National Geographic : 1948 Jun
Midshipmen's Cruise sleeves of the two upper classmen (mine still being quite bare from plebe year). "Our talk, which lasted for 10 or 12 minutes, was finally interrupted by the fidgeting ushers, who realized we had more than tripled the usual allotment of time. With words of con gratulation and good luck, we moved off into the crowd." As if meeting Elizabeth and Philip wasn't enough, our guest continues: "Later in this eventful afternoon, a few of us were able to penetrate the cordon about the other royal group with Queen Elizabeth and Princess Margaret Rose in the center. Upon being presented, two of us 'gallantly' proceeded to rescue Margaret from her seem ing boredom. I was tempted to ask for a date, but not having experienced royal reactions to such a bold request, my courage failed me. "Soon the Royal Family terminated their interviewing and sought refreshments under the awning of a spacious tent, similar to the many caterers' tents that bordered the lawn. Reports have it that the midshipmen carried out a like action with 'great boldness, fierce determination, and clever maneuvering.' "The number of midshipmen who 'forgot' or 'misplaced' their raincapes was astounding -anything for a last fleeting glimpse of the beautiful and ornate palace interior. On agreeing that 'Operation Buckingham' had been completed successfully, we 'shoved off,' armed with a story for our grandchildren." Down to the Balmy Tropics Within a week after leaving England we were south of the 30th parallel, basking in the tropical sun and watching hundreds of flying fish skimming along the Gulf Stream. In the afternoons you saw only two types of working youngsters: those carrying am munition and others firing the never-satiated guns. By nightfall all hands were ready to gather aft near the movie screen and enjoy an hour or so with Hollywood's stars of the present and past. Our theater was improvised and didn't have a ticket window. Our "inexpensive" seats were sections of the deck; the "reserved seats" were boxes and benches borrowed from the mess halls; and the balcony was atop the No. 3 turret or the roof of the steel projection booth, the only permanent fixture of our theater.
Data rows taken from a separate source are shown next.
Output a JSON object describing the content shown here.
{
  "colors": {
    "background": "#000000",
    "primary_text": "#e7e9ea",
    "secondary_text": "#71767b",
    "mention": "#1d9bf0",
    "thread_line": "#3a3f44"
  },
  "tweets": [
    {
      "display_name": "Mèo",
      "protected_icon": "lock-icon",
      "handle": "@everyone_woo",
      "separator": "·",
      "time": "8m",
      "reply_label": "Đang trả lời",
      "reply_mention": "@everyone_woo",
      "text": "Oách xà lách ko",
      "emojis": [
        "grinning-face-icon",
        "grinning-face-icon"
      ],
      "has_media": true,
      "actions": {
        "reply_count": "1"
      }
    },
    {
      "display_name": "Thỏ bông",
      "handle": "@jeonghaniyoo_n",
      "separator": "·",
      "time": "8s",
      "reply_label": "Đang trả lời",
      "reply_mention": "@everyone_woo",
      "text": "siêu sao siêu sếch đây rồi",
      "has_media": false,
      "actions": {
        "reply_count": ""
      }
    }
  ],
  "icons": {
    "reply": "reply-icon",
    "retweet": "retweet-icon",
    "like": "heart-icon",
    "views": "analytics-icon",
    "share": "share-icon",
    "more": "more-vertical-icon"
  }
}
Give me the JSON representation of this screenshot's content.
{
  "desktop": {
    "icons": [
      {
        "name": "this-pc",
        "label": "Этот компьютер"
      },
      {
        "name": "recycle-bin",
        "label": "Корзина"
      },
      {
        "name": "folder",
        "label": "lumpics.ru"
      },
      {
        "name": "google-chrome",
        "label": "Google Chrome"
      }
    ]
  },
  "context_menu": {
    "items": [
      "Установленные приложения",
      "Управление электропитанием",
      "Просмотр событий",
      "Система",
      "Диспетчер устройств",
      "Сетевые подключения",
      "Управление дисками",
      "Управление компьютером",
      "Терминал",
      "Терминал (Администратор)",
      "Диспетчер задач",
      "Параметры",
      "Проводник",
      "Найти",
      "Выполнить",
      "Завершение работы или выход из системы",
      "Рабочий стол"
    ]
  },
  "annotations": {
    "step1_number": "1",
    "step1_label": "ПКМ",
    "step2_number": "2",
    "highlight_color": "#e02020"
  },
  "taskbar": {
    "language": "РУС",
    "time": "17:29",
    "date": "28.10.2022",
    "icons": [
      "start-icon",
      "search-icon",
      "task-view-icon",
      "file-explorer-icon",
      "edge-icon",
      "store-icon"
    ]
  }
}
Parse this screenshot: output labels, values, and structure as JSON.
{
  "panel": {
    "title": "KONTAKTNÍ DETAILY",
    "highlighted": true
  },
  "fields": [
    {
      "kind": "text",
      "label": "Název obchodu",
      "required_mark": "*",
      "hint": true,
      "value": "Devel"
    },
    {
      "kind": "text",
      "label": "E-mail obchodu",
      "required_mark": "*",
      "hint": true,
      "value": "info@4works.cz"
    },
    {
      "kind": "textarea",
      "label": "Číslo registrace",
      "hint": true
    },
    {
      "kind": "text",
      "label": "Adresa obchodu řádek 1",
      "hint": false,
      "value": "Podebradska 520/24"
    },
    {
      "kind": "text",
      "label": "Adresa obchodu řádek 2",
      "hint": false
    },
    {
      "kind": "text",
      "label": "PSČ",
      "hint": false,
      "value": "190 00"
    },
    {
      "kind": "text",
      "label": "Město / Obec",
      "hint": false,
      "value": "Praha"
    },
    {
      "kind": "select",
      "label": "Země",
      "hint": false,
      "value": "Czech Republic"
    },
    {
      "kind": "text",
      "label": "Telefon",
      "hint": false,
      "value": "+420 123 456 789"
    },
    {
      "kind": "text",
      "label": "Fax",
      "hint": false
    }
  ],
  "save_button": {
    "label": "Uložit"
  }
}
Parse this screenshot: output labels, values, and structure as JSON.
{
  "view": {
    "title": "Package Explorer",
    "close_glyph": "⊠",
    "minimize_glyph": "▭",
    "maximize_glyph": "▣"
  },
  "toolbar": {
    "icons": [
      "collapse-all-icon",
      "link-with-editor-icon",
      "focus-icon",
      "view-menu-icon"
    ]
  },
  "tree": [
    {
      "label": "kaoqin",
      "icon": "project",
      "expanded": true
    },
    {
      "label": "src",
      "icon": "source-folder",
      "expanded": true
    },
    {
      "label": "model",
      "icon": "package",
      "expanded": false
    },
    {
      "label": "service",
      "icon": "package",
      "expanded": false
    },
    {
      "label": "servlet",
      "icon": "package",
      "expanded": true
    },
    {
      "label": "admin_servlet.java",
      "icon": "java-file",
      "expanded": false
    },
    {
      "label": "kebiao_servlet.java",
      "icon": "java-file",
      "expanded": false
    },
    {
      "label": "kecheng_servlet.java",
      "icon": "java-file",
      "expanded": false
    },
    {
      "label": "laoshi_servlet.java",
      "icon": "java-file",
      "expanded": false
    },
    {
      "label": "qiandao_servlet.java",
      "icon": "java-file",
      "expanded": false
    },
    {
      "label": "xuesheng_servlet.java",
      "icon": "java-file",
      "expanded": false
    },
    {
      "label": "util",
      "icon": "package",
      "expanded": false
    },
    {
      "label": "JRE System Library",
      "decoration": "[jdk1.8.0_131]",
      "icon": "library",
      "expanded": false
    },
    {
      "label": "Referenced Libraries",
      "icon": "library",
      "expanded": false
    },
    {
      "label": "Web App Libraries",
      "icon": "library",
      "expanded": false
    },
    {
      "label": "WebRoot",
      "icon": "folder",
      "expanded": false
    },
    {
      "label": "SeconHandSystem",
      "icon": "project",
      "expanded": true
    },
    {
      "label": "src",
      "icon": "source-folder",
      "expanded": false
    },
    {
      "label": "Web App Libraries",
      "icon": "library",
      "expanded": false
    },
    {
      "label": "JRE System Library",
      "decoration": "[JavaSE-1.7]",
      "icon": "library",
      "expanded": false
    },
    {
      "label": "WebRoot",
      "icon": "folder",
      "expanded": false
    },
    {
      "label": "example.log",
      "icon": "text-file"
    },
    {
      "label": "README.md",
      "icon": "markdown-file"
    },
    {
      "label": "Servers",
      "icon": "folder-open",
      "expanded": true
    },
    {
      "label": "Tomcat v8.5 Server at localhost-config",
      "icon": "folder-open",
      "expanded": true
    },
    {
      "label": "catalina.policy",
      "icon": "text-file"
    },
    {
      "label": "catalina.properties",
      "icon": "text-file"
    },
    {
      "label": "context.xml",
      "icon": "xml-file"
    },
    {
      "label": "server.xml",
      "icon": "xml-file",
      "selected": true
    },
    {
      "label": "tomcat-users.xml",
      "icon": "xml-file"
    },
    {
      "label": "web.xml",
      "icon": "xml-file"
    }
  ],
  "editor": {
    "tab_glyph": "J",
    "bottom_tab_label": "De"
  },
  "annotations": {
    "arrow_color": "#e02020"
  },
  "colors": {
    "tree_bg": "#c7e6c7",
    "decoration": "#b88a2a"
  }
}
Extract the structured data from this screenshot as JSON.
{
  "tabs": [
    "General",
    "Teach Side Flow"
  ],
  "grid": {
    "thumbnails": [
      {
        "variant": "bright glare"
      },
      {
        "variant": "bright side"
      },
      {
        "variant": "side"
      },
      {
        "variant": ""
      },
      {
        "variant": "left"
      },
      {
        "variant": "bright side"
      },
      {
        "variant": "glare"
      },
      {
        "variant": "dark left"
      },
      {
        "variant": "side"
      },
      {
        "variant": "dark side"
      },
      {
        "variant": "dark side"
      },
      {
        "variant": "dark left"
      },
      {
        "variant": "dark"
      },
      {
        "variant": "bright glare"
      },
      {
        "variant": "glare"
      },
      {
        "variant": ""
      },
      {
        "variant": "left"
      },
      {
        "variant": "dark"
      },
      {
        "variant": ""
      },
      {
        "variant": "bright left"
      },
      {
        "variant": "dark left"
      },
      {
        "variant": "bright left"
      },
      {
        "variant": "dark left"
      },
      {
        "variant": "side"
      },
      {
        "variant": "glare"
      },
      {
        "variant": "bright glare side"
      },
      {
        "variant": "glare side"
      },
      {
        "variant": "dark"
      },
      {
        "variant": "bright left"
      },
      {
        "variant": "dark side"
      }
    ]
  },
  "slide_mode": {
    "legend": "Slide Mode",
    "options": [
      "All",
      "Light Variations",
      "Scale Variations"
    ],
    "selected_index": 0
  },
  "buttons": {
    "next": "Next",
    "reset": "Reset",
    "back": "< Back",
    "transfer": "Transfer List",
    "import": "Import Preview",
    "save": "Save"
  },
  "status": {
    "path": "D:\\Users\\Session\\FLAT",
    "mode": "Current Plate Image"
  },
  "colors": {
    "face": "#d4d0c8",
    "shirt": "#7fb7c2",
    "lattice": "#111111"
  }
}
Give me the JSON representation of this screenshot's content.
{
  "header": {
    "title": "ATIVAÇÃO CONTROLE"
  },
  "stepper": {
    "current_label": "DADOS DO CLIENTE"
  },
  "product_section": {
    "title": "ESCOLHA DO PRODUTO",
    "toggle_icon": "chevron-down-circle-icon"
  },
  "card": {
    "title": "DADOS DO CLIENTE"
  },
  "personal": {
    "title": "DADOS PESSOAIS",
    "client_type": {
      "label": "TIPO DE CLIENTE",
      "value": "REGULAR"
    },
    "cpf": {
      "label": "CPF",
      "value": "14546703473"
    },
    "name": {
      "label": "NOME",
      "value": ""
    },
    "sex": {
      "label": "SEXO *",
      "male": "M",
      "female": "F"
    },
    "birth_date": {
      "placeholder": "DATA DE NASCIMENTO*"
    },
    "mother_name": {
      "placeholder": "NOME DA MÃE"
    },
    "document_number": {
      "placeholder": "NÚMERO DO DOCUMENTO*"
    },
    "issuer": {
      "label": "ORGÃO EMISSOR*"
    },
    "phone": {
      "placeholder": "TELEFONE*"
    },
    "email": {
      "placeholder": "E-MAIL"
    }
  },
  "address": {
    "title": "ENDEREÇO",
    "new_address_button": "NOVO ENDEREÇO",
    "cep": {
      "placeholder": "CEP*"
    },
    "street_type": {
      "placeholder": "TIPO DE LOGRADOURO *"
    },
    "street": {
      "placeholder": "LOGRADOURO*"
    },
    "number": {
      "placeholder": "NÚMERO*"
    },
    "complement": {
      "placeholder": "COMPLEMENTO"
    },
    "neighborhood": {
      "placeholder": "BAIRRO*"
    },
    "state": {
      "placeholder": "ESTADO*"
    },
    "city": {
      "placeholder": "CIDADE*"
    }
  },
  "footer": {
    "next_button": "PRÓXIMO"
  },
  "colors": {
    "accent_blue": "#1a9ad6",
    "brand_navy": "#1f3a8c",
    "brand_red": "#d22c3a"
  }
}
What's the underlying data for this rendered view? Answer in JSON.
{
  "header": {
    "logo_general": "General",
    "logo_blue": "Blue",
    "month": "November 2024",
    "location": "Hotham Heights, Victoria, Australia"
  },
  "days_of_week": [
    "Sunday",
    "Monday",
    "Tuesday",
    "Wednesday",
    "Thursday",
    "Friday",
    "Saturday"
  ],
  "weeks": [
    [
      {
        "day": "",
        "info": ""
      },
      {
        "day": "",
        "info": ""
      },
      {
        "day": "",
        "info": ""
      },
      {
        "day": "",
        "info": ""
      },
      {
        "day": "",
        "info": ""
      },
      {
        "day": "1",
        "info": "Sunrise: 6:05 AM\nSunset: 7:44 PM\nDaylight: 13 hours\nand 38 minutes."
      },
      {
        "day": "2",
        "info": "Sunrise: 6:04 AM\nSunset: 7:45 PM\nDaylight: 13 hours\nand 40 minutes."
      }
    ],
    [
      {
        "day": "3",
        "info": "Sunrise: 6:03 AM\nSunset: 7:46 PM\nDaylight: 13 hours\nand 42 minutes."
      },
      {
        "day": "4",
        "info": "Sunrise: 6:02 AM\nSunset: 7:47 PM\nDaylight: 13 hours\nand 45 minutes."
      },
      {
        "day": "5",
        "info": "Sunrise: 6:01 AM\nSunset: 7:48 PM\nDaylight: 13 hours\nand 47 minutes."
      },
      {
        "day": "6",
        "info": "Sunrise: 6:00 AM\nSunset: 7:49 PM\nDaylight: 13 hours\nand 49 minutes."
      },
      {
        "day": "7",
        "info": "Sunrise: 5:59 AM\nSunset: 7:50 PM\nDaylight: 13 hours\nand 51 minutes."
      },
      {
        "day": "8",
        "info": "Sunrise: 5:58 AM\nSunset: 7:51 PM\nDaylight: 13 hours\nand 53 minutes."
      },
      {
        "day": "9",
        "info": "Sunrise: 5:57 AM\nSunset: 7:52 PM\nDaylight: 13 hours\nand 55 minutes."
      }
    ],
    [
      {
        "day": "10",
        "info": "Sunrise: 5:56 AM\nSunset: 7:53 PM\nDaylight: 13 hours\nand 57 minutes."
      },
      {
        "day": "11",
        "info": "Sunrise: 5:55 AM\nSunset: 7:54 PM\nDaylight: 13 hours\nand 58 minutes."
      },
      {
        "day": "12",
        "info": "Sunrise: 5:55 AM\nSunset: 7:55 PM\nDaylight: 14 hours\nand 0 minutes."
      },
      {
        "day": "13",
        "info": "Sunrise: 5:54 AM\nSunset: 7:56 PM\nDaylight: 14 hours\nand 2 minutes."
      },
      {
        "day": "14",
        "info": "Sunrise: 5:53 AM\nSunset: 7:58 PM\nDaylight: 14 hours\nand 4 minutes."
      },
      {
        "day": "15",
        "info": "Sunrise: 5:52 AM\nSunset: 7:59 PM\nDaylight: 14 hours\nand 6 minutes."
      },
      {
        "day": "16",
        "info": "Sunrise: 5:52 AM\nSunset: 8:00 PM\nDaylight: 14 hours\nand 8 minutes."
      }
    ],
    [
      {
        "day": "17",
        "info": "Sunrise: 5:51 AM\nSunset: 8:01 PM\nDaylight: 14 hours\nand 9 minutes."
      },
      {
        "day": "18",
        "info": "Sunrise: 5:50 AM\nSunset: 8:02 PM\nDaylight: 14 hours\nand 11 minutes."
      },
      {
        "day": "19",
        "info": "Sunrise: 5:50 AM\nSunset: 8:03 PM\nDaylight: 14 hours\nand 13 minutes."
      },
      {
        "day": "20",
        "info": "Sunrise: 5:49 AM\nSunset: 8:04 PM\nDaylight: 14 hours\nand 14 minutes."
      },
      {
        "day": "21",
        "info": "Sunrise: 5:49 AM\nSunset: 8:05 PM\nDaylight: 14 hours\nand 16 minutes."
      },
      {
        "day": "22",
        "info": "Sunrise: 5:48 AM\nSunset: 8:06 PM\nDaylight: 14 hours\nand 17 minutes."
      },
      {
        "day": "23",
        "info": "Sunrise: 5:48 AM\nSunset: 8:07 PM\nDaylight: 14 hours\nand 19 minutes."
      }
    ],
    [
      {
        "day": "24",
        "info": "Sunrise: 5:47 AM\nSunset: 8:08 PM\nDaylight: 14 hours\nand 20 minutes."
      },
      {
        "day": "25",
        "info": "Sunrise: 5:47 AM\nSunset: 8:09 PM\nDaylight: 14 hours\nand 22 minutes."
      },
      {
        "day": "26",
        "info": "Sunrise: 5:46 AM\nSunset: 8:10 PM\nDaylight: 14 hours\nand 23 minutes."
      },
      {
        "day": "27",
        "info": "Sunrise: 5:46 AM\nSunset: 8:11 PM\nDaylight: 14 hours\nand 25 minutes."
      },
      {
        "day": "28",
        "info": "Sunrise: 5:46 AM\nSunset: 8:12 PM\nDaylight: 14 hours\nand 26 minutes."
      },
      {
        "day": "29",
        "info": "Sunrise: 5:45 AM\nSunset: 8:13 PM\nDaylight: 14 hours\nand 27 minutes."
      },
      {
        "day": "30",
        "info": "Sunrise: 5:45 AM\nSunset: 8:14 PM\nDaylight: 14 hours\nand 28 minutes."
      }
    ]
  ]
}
Although we didn't have murals on all sides and "20° cooler inside" air-condition ing, we did have a glistening canopy of stars and the night-cooled trade winds. The warmth of the Tropics once more brought our Sunday services up to the fan tail from a confining chow hall below. Your imagination may fail you if we say shipboard services are sometimes beautiful. Picture, however, this scene: The spell cast by a humming organ, deep masculine voices, and the sound of the gentle swishing and lapping of waves falls upon you as you kneel to worship. Beneath the cloaked muzzles of 16-inch rifles stands your chap lain behind his lectern. Close by is his small portable altar. As he delivers a short, pithy sermon, a benign sun beams down from a clear blue sky. A faint breeze cools your face. Your eyes catch a rolling destroyer to starboard. Again the choir sings a familiar hymn and the service is over (Plate XVI). Before long New Jersey dropped her hook in Guantanamo Bay, Cuba.* We were per mitted to go ashore in our "white works," a comfortable summer uniform distinguishable from an enlisted man's whites by the blue band around the top of the hat (Plate IV). Leaving the fleet landing, we had our choice of two roads, one running east to the Navy recreation center and its ships' service store, the other going west to the marine post and PX. At both facilities, ice cream, canned fruit, and 35-cent steak sandwiches were plentiful. Stores were well stocked, and smart lads who saved their cruise allowance could now take advantage of Guantanamo's bargains. Most of our gifts for the folks at home were bought here tax free. During our first liberty the youngster class was introduced to Chief Hatuey, a famed Indian rebel of early Spanish days, whose face (mostly nose) adorns bottles of Cuban beer sold on the station. There's a saying that "you can't beat the Chief-he always wins." After a few of his beers we understood why. We Bombard Culebra, a Target Island On our departure from Cuba we began gunnery practice in earnest. Now we were going to find out if all the hours spent on dummy shells had been worth while. For the first time the big 16's were to be fired. Our target was Culebra, a small island off Puerto Rico reserved by the Navy for fleet gunnery practice. We commenced bombard ment at 0900 one clear morning. We sailed up and down our firing track rifling our 5-inch and 16-inch shells into the beach. Control officers and range-finder oper ators kept a close watch on New Jersey's shooting as well as on the work of her sister and rival, Wisconsin. Shortly after noon, our mission completed, * See, in the NATIONAL GEOGRAPHIC MAGAZINE, "Cuba-American Sugar Bowl," by Melville Bell Grosvenor, January, 1947.